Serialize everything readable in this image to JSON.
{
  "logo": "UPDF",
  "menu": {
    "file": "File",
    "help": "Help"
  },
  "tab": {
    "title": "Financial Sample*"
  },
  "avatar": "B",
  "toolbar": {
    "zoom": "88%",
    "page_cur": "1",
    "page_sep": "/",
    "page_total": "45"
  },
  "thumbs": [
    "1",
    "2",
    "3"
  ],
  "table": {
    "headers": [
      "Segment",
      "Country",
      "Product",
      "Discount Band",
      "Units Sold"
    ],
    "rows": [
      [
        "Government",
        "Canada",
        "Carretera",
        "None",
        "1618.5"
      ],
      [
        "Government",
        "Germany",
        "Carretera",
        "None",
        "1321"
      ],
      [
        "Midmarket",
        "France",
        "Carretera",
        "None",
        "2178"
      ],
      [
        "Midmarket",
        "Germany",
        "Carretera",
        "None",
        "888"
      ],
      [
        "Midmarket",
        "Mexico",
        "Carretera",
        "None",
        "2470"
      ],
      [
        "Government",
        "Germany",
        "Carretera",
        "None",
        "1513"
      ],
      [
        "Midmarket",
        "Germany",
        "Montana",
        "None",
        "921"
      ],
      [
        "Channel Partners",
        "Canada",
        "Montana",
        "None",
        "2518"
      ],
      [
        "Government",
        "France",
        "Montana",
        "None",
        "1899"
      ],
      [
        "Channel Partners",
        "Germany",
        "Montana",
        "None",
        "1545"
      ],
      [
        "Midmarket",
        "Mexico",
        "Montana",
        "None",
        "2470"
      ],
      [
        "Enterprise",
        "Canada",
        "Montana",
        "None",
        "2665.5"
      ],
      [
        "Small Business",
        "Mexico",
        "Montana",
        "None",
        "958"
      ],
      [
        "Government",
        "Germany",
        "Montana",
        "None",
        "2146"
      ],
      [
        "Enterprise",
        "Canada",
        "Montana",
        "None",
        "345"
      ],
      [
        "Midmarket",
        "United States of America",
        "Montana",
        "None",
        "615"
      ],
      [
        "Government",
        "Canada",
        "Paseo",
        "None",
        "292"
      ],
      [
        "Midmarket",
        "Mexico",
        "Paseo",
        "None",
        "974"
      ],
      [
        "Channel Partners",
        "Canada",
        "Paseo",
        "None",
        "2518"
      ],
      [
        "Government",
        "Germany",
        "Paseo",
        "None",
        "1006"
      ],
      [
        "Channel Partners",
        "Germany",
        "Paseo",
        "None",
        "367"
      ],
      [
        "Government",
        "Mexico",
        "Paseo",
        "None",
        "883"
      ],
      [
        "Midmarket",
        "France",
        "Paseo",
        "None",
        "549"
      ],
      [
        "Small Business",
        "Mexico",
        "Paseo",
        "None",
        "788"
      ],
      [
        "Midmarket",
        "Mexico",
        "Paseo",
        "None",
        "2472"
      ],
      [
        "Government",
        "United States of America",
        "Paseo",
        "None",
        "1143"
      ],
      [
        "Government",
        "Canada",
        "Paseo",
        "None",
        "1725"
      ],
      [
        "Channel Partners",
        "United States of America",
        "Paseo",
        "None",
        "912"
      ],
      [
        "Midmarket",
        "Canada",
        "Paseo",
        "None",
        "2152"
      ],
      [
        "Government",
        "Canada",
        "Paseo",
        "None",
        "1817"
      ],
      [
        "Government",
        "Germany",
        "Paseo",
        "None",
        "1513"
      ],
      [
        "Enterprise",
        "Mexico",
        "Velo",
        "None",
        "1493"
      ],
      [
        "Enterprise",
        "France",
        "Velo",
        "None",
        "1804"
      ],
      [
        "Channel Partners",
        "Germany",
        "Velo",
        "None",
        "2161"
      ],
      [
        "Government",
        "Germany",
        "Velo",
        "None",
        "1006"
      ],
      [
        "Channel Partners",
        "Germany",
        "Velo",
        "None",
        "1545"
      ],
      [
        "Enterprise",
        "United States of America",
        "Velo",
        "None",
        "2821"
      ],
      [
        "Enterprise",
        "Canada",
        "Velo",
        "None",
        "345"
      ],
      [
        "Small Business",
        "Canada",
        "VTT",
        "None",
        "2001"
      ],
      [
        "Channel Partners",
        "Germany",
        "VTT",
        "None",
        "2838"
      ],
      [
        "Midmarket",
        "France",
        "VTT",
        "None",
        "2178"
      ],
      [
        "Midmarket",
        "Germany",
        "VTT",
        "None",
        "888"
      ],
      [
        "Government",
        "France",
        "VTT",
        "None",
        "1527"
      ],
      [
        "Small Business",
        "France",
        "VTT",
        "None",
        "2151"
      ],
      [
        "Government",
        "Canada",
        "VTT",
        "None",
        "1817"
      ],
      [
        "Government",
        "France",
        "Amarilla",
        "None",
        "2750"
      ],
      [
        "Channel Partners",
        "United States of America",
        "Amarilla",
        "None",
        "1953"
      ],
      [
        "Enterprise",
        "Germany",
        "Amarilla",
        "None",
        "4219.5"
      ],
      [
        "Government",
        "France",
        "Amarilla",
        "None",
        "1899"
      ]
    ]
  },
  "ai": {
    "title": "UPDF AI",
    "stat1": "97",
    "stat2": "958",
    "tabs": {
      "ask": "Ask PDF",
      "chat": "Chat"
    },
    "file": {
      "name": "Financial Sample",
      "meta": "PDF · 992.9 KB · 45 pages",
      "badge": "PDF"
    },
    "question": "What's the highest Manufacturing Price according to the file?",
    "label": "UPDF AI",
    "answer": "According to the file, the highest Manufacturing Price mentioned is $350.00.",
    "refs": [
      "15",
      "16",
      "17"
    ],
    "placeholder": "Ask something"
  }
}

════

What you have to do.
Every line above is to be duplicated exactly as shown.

Solution to this exercise.
Serialize everything readable in this image to JSON.
{
  "logo": "UPDF",
  "menu": {
    "file": "File",
    "help": "Help"
  },
  "tab": {
    "title": "Financial Sample*"
  },
  "avatar": "B",
  "toolbar": {
    "zoom": "88%",
    "page_cur": "1",
    "page_sep": "/",
    "page_total": "45"
  },
  "thumbs": [
    "1",
    "2",
    "3"
  ],
  "table": {
    "headers": [
      "Segment",
      "Country",
      "Product",
      "Discount Band",
      "Units Sold"
    ],
    "rows": [
      [
        "Government",
        "Canada",
        "Carretera",
        "None",
        "1618.5"
      ],
      [
        "Government",
        "Germany",
        "Carretera",
        "None",
        "1321"
      ],
      [
        "Midmarket",
        "France",
        "Carretera",
        "None",
        "2178"
      ],
      [
        "Midmarket",
        "Germany",
        "Carretera",
        "None",
        "888"
      ],
      [
        "Midmarket",
        "Mexico",
        "Carretera",
        "None",
        "2470"
      ],
      [
        "Government",
        "Germany",
        "Carretera",
        "None",
        "1513"
      ],
      [
        "Midmarket",
        "Germany",
        "Montana",
        "None",
        "921"
      ],
      [
        "Channel Partners",
        "Canada",
        "Montana",
        "None",
        "2518"
      ],
      [
        "Government",
        "France",
        "Montana",
        "None",
        "1899"
      ],
      [
        "Channel Partners",
        "Germany",
        "Montana",
        "None",
        "1545"
      ],
      [
        "Midmarket",
        "Mexico",
        "Montana",
        "None",
        "2470"
      ],
      [
        "Enterprise",
        "Canada",
        "Montana",
        "None",
        "2665.5"
      ],
      [
        "Small Business",
        "Mexico",
        "Montana",
        "None",
        "958"
      ],
      [
        "Government",
        "Germany",
        "Montana",
        "None",
        "2146"
      ],
      [
        "Enterprise",
        "Canada",
        "Montana",
        "None",
        "345"
      ],
      [
        "Midmarket",
        "United States of America",
        "Montana",
        "None",
        "615"
      ],
      [
        "Government",
        "Canada",
        "Paseo",
        "None",
        "292"
      ],
      [
        "Midmarket",
        "Mexico",
        "Paseo",
        "None",
        "974"
      ],
      [
        "Channel Partners",
        "Canada",
        "Paseo",
        "None",
        "2518"
      ],
      [
        "Government",
        "Germany",
        "Paseo",
        "None",
        "1006"
      ],
      [
        "Channel Partners",
        "Germany",
        "Paseo",
        "None",
        "367"
      ],
      [
        "Government",
        "Mexico",
        "Paseo",
        "None",
        "883"
      ],
      [
        "Midmarket",
        "France",
        "Paseo",
        "None",
        "549"
      ],
      [
        "Small Business",
        "Mexico",
        "Paseo",
        "None",
        "788"
      ],
      [
        "Midmarket",
        "Mexico",
        "Paseo",
        "None",
        "2472"
      ],
      [
        "Government",
        "United States of America",
        "Paseo",
        "None",
        "1143"
      ],
      [
        "Government",
        "Canada",
        "Paseo",
        "None",
        "1725"
      ],
      [
        "Channel Partners",
        "United States of America",
        "Paseo",
        "None",
        "912"
      ],
      [
        "Midmarket",
        "Canada",
        "Paseo",
        "None",
        "2152"
      ],
      [
        "Government",
        "Canada",
        "Paseo",
        "None",
        "1817"
      ],
      [
        "Government",
        "Germany",
        "Paseo",
        "None",
        "1513"
      ],
      [
        "Enterprise",
        "Mexico",
        "Velo",
        "None",
        "1493"
      ],
      [
        "Enterprise",
        "France",
        "Velo",
        "None",
        "1804"
      ],
      [
        "Channel Partners",
        "Germany",
        "Velo",
        "None",
        "2161"
      ],
      [
        "Government",
        "Germany",
        "Velo",
        "None",
        "1006"
      ],
      [
        "Channel Partners",
        "Germany",
        "Velo",
        "None",
        "1545"
      ],
      [
        "Enterprise",
        "United States of America",
        "Velo",
        "None",
        "2821"
      ],
      [
        "Enterprise",
        "Canada",
        "Velo",
        "None",
        "345"
      ],
      [
        "Small Business",
        "Canada",
        "VTT",
        "None",
        "2001"
      ],
      [
        "Channel Partners",
        "Germany",
        "VTT",
        "None",
        "2838"
      ],
      [
        "Midmarket",
        "France",
        "VTT",
        "None",
        "2178"
      ],
      [
        "Midmarket",
        "Germany",
        "VTT",
        "None",
        "888"
      ],
      [
        "Government",
        "France",
        "VTT",
        "None",
        "1527"
      ],
      [
        "Small Business",
        "France",
        "VTT",
        "None",
        "2151"
      ],
      [
        "Government",
        "Canada",
        "VTT",
        "None",
        "1817"
      ],
      [
        "Government",
        "France",
        "Amarilla",
        "None",
        "2750"
      ],
      [
        "Channel Partners",
        "United States of America",
        "Amarilla",
        "None",
        "1953"
      ],
      [
        "Enterprise",
        "Germany",
        "Amarilla",
        "None",
        "4219.5"
      ],
      [
        "Government",
        "France",
        "Amarilla",
        "None",
        "1899"
      ]
    ]
  },
  "ai": {
    "title": "UPDF AI",
    "stat1": "97",
    "stat2": "958",
    "tabs": {
      "ask": "Ask PDF",
      "chat": "Chat"
    },
    "file": {
      "name": "Financial Sample",
      "meta": "PDF · 992.9 KB · 45 pages",
      "badge": "PDF"
    },
    "question": "What's the highest Manufacturing Price according to the file?",
    "label": "UPDF AI",
    "answer": "According to the file, the highest Manufacturing Price mentioned is $350.00.",
    "refs": [
      "15",
      "16",
      "17"
    ],
    "placeholder": "Ask something"
  }
}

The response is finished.